|FOR IMMEDIATE RELEASE||NIJ||FRIDAY, MARCH 6, 1998||202/307-0703|
ONDCP - 202/395-6618
WASHINGTON, D.C. -- According to a just-released study, Washington, D.C. arrestees were less likely than those studied in five other cities to carry a gun during a drug purchase, with only 4.1 percent reporting they carried a gun during a drug purchase in the 30 days prior to arrest. In contrast, in San Antonio, Texas, over 8 percent carried weapons during drug purchases.
Researchers studied drug use and purchase patterns among arrestees in six cities and concluded that drug markets have different characteristics both within and across cities, according to the report released by the Justice Department's National Institute of Justice (NIJ) and the Office of National Drug Control Policy (ONDCP). Within any given city, drug use and drug market participation varied substantially by the three drug types examined: crack, powder cocaine and heroin. In addition to Washington, D.C., the other jurisdictions studied are Chicago, Manhattan, San Diego, San Antonio and Portland, Oregon.

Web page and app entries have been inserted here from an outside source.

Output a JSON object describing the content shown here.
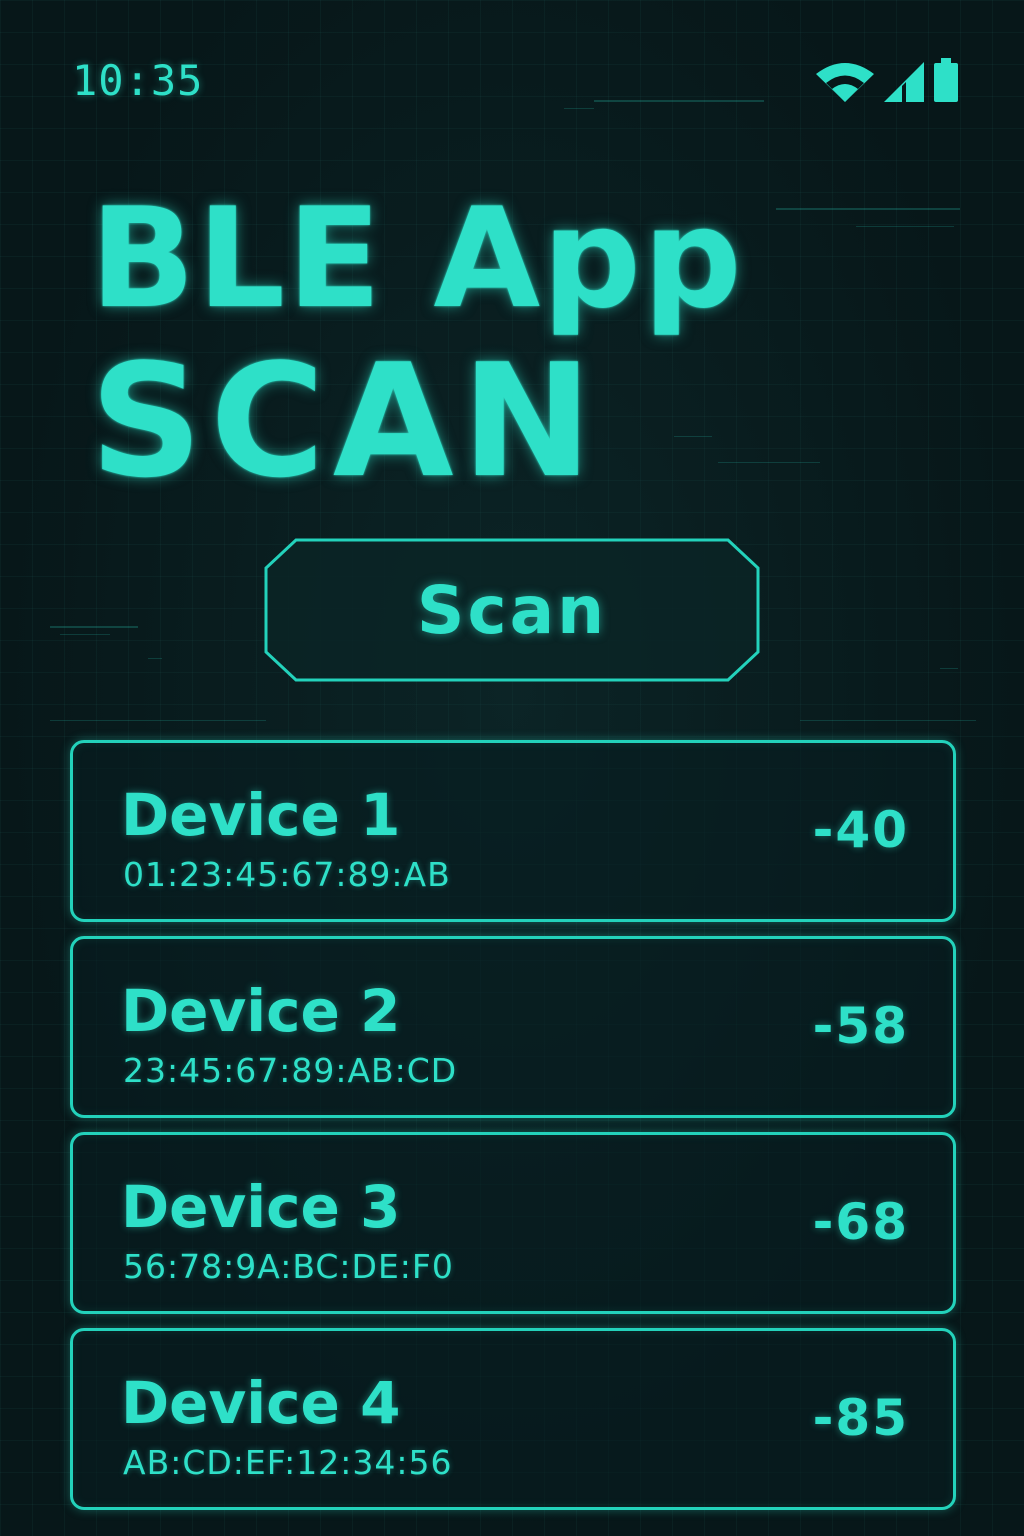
{
  "status_bar": {
    "time": "10:35",
    "icons": [
      "wifi-icon",
      "cellular-signal-icon",
      "battery-icon"
    ]
  },
  "header": {
    "title_line1": "BLE App",
    "title_line2": "SCAN"
  },
  "scan_button": {
    "label": "Scan"
  },
  "devices": [
    {
      "name": "Device 1",
      "mac": "01:23:45:67:89:AB",
      "rssi": "-40"
    },
    {
      "name": "Device 2",
      "mac": "23:45:67:89:AB:CD",
      "rssi": "-58"
    },
    {
      "name": "Device 3",
      "mac": "56:78:9A:BC:DE:F0",
      "rssi": "-68"
    },
    {
      "name": "Device 4",
      "mac": "AB:CD:EF:12:34:56",
      "rssi": "-85"
    }
  ],
  "colors": {
    "background": "#071719",
    "accent": "#2ee0c8",
    "border": "#23d2bb"
  }
}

"This study will now form part of the strong scientific base upon which we base drug policy," said ONDCP Director Barry R. McCaffrey. "The National Drug Control Strategy will only succeed in reducing drug abuse if all our programs are based upon research and science. This report hands a new tool to drug treatment providers and police officers--two of the professions which have to deal with drug abuse on a daily, front-line basis."
"These findings will help both law enforcement officials and drug treatment providers in Washington plan their respective strategies," said NIJ Director Jeremy Travis. "This report demonstrates how collecting information about local patterns of drug use and sales can help any community plan for the best use of its resources and ultimately reduce drug use and drug-related crime."
Arrested crack users in the six cities studied were usually less likely to report using a single individual as a source than heroin and cocaine users. On average, crack users reported knowing more dealers from whom they could make purchases than did cocaine and heroin users. In all cities, most were likely to report using a main source who was of their own ethnic or racial background regardless of the drug sought.
Crack users arrested in Washington reported dealer unavailability as the most frequently cited reason for not being able to buy drugs. Most arrested drug users reported making drug purchases outdoors. Over 11 percent of crack users reported living in a shelter prior to their arrest.
Key variables analyzed included: the proximity of drug purchases to the buyer's neighborhood; the buyer's relationship to the seller; the elapsed time, duration and frequency of purchases; the size and price of the drug transactions; how income is generated for drug purchases; the presence of firearms during drug transactions; the quantities of drugs typically used; the form of drug and mode of administration; and the frequency of drug use.
Data were collected between 1995 and 1996 from recently arrested crack cocaine, powder cocaine and heroin users.
Copies of the report are available on the Internet at http://www.ojp.usdoj.gov/nij, or from the National Criminal Justice Reference Service (NCJRS) by calling toll-free,
After hours contact: James Phillips at 888/491-4487 (pager)